The project was at one stage regarded one of the largest building projects in the world, and was in 2005 nominated water project of the world – because of the size of the project and because of the unique use of modeling software to reduce the capital cost.
The pipeline has a capacity to supply up to 2.5 million m3 of water per day from the Sahara desert to the large city of Tripoli. The pipeline has a number of off-takes along the way supplying smaller cities and agricultural production.
The reservoirs along the pipeline are literally lakes. Soil conditions in the desert makes foundation of the reservoirs problematic – and therefore one of the very capital demanding items in the system.
To minimize the reservoir sizes and hence reduce one of the very capital heavy items in the project, it was at a very early stage of the project decided to use real-time modeling of the pipeline, to minimize the required reservoir capacity by optimizing the planning and operation of the pipeline.
The real-time modeling embedded in the computer control system makes it possible to plan the operation of the pipeline in a manner so that the reservoir fluctuation is minimized – hence that the reservoirs could be built a lot smaller than what would normally be regarded good engineering practice.
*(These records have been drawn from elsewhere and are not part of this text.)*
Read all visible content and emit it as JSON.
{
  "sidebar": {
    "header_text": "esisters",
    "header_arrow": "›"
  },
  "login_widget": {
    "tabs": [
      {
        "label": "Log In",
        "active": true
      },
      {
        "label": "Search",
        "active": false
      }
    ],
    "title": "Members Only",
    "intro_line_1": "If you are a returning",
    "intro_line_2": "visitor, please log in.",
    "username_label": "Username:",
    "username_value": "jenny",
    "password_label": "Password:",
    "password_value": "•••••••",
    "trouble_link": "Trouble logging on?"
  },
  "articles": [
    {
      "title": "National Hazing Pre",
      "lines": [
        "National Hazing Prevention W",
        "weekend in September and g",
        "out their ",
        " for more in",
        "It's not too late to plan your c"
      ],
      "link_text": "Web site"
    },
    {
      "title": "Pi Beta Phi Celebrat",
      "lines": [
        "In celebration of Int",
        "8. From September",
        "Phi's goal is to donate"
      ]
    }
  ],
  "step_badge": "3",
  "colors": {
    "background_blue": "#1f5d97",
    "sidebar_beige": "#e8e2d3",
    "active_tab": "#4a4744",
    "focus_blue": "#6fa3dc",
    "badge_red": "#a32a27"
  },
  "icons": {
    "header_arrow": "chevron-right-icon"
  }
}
This paper describes the use of the computer control system as a mean to reduce reservoir sizes, and thereby reduce capital expenditure on a pipeline system.